Some of those tasks include:
“Regardless of whether they’re intimately involved in the transition or not, they still need to make sure that their organizations are operating and moving forward — that the trains are moving [and] benefits and services are being delivered,” Briefel said.
Career executives have a tricky balancing act to walk if they accept an acting position in the interim before a political appointee takes the lead.
“Part of the trick is not letting your organization get bogged down, but also being sensitive to some of those policy decisions that may sometimes be left to wait,” Briefel said.
As an acting manager, executives should avoid “getting in front” of the incoming political appointee but shouldn’t hold back from making key decisions when necessary.
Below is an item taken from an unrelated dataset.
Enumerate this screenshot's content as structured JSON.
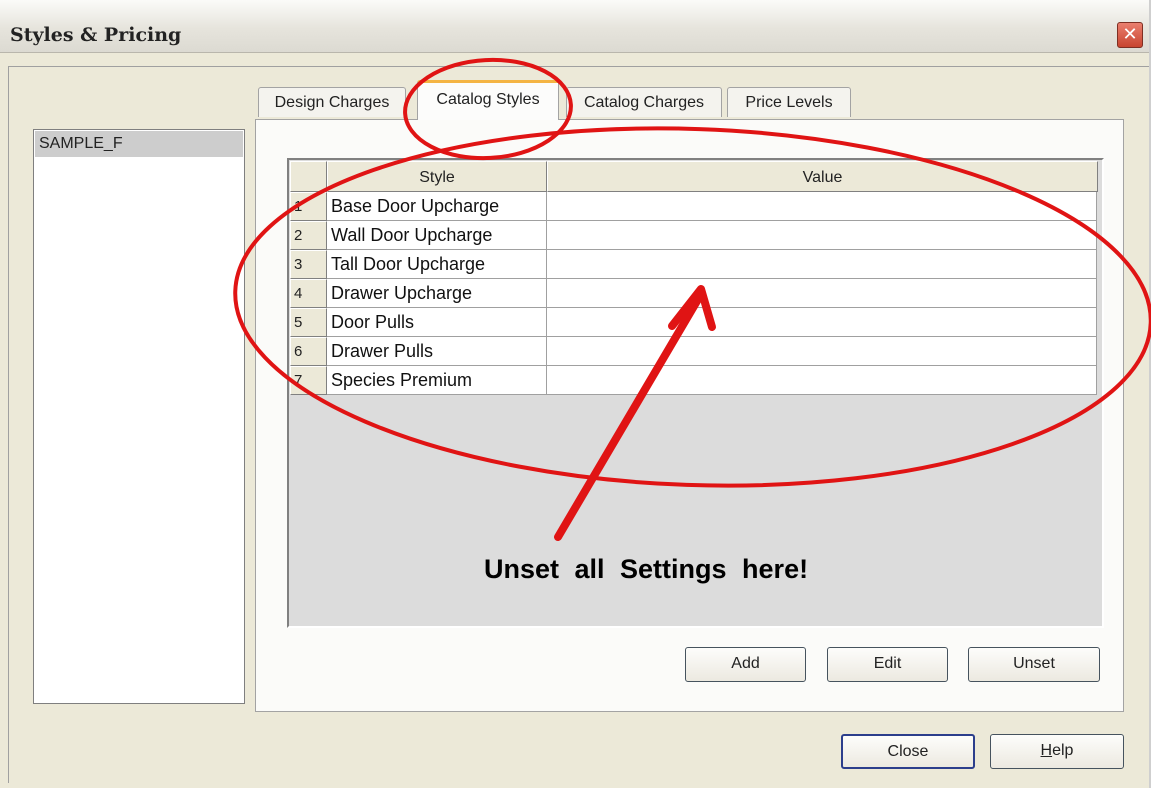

“Your role is to keep the trains on the tracks, maintain key operations and a positive work environment and ensure a positive handover to the new team,” the handbook said. “It is important to be bold, and lead and coach your people through this challenging transition, without overstepping your political support.”
There’s a chance that some career executives might find themselves in these acting roles for longer periods of time than they might originally anticipate, as presidentially appointed, Senate confirmed positions often have several months to process.
At the same time, the SES experts advised acting executives to take the job seriously but understand that their tenure on the job isn’t supposed to be permanent.
“‘Do the best you can, but remember that someone else will take that position,'” a distinguished executive said in the handbook.
Another executive, who served in an acting position for more than a year, suggested that career executives use written memos over phone calls, which will help build an agency’s record of information to the new appointees when they come on board.
“‘A phone call is fleeting, but if you put it in writing, they’ll ask questions if they don’t understand,'” the executive said.
SEA is one of a few other organizations that’s released new advice for federal employees. It’s hosted two webinars for senior executives on the presidential transition so far and has two more planned for the fall, Briefel said.
And the organization will likely add a few different updates to the handbook as SEA gets more feedback from its members about their questions and concerns. Briefel said the goal is to have this handbook serve as “living document” for career executives during the transition.